[EXTRACTED INFORMATION]

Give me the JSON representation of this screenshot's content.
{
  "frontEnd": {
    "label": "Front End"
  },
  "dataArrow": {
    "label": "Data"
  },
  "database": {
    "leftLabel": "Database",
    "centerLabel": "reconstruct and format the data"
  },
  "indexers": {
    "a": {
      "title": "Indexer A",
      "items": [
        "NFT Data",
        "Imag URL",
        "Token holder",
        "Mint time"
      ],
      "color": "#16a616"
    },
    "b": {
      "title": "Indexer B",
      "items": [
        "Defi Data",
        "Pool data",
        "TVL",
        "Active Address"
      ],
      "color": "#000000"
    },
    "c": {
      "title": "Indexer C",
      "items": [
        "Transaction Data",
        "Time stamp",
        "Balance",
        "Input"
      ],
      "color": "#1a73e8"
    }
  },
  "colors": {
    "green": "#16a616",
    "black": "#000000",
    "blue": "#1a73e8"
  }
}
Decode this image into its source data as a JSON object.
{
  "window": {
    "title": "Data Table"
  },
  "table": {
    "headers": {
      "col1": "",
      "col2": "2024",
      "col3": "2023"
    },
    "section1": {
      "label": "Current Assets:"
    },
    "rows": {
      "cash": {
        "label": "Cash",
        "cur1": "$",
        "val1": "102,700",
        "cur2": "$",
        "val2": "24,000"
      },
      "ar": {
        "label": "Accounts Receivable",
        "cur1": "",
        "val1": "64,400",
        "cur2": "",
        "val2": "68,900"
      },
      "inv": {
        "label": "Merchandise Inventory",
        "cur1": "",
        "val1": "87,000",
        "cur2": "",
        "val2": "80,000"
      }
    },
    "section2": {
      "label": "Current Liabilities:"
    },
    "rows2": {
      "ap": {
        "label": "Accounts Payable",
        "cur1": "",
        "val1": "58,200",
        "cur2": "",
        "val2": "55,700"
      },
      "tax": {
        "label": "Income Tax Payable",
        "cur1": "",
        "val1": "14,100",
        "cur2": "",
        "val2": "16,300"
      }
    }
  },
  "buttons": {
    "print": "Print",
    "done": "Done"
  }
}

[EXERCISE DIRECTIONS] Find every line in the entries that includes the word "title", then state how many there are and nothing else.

[PROBLEM SOLUTION] 4